Today, Bains is using her disease and her positive mindset as a platform to be a role model to other patients who need the support. She encourages everyone to learn about Crohn’s and get involved — even in simple things like a 5k fundraiser.

How it will inspire you: Get the courage to push through the hard times and help others despite Crohn’s.

2. Ari Meisel

Ari Meisel was diagnosed with Crohn’s in 2007. Meisel spent an enormous amount of time in and out of the hospital dealing with Crohn’s complications like liver failure and kidney stones. He jokes that Crohn’s has “a real knack at hampering your social agenda.” Interestingly, it was the influence of his girlfriend, a yoga enthusiast, that started his journey back to health. Meisel found that the gentle stretching of yoga actually helped with his Crohn’s pain.

Then, Meisel started experimenting with a vegetarian diet and then went on to pull dairy as well. In an effort to gain control of his body, Meisel started endurance sports, which gave him a lot of perspective on what his body could still do instead of everything it couldn’t. At the time of his talk, he had recently completed a half marathon in New Orleans and was looking forward to another in France. The most outstanding part? After Meisel instituted all of these changes, he went back to the doctor for a checkup where they found no active disease.

How it will inspire you: Meisel’s story inspires us to live a healthy, full, and active lifestyle despite a Crohn’s diagnosis.

3. Ryan Zanganeh

After having severe stomach pain and intestinal cramps, Ryan Zanganeh sought the advice of his physician and was eventually diagnosed with Crohn’s disease in 2013, after missing months of school and undergoing numerous tests. He had been a self-proclaimed junk food addict and tennis lover, but both of those loves were no longer possible after diagnosis.
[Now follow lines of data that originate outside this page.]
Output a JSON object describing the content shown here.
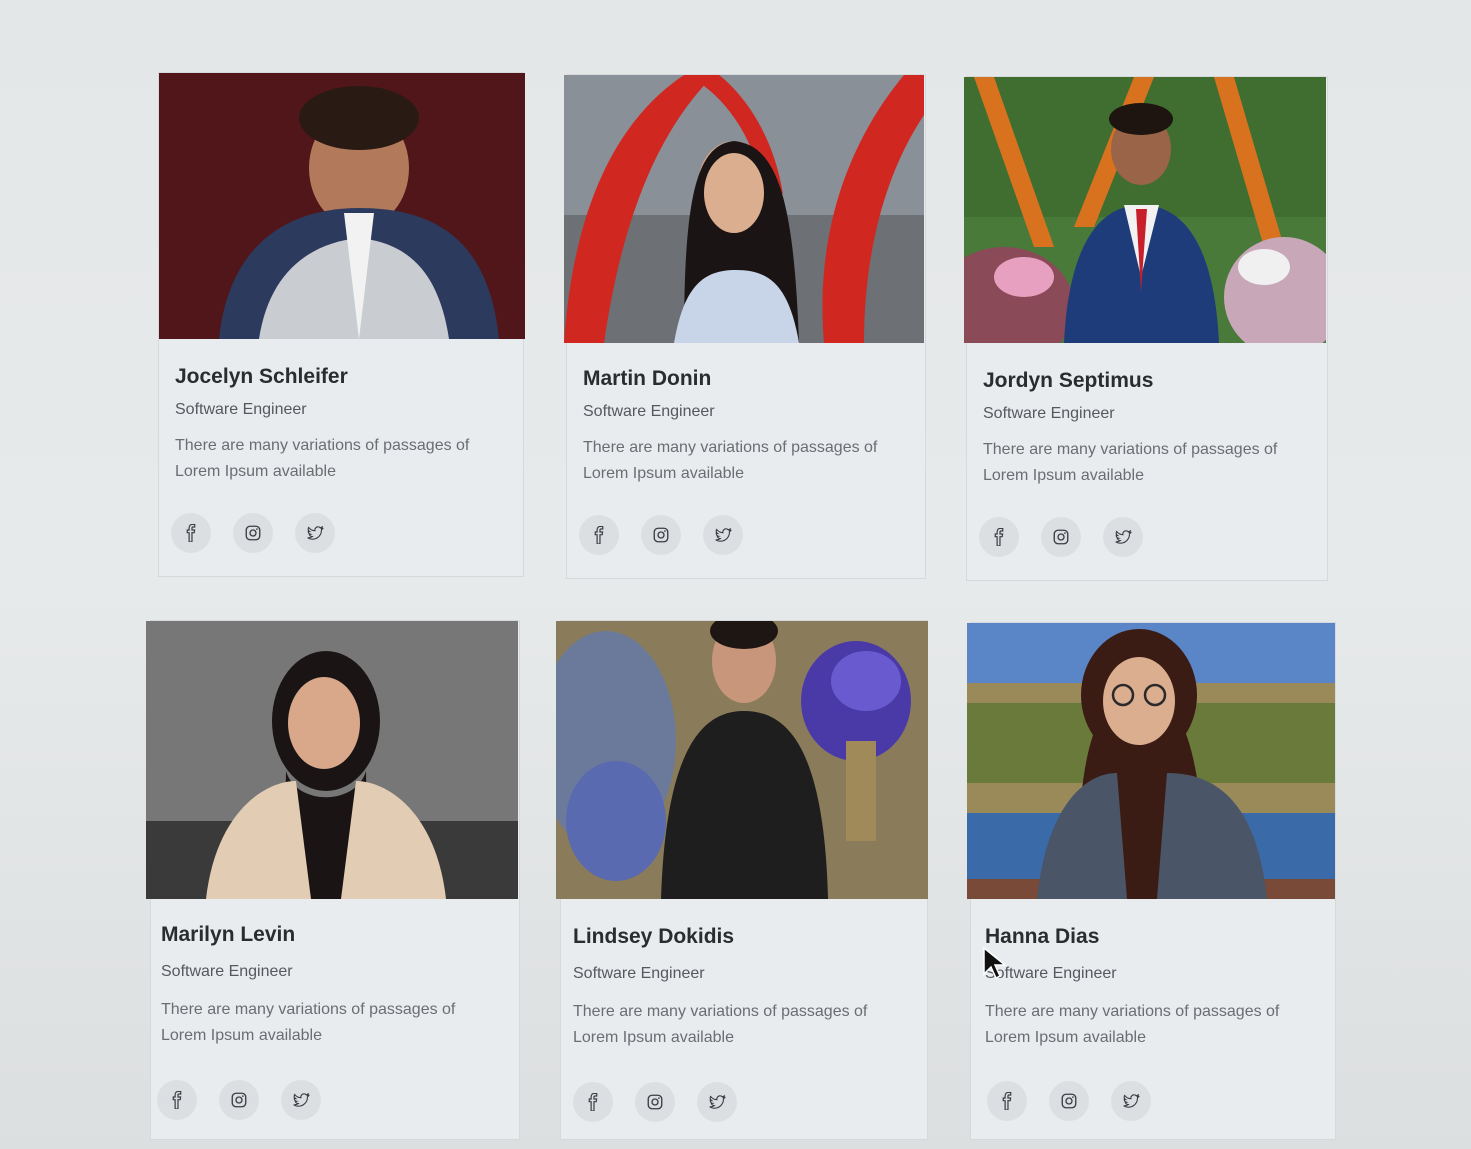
{
  "team": [
    {
      "name": "Jocelyn Schleifer",
      "role": "Software Engineer",
      "description": "There are many variations of passages of Lorem Ipsum available"
    },
    {
      "name": "Martin Donin",
      "role": "Software Engineer",
      "description": "There are many variations of passages of Lorem Ipsum available"
    },
    {
      "name": "Jordyn Septimus",
      "role": "Software Engineer",
      "description": "There are many variations of passages of Lorem Ipsum available"
    },
    {
      "name": "Marilyn Levin",
      "role": "Software Engineer",
      "description": "There are many variations of passages of Lorem Ipsum available"
    },
    {
      "name": "Lindsey Dokidis",
      "role": "Software Engineer",
      "description": "There are many variations of passages of Lorem Ipsum available"
    },
    {
      "name": "Hanna Dias",
      "role": "Software Engineer",
      "description": "There are many variations of passages of Lorem Ipsum available"
    }
  ],
  "social_icons": [
    "facebook-icon",
    "instagram-icon",
    "twitter-icon"
  ],
  "colors": {
    "card_bg": "#e9ecee",
    "name_text": "#2a2d30",
    "muted_text": "#6a6e73",
    "social_bg": "#dcdfe2"
  }
}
In Zanganeh’s Ted Talk, he offers a great explanation of the difference between Crohn’s and ulcerative colitis and shows what the actual gut damage looks like, joking that although Crohn’s is most frequently found in the illium, it can be found “cheek to cheek.” Zanganeh is doing much better with his Crohn’s control and has gotten back to the tennis he loved so much before his diagnosis.

How it will inspire you: This Ted Talk is perfect for anyone looking for additional information on Crohn’s in layman’s terms.

While all three of these Ted Talks may cover the same topic, they are vastly different in the way each person explains their disease and presents their stories. I highly recommend you take some time to listen to all three. You might gain some insight to help control your disease or at least feel less alone knowing there are others out there dealing with the same things who have overcome similar obstacles.

See more helpful articles:

How Technology Makes Living with IBD Easier

How to Find a Crohn's Support Group

Dealing With Depression And Inflammatory Bowel Disease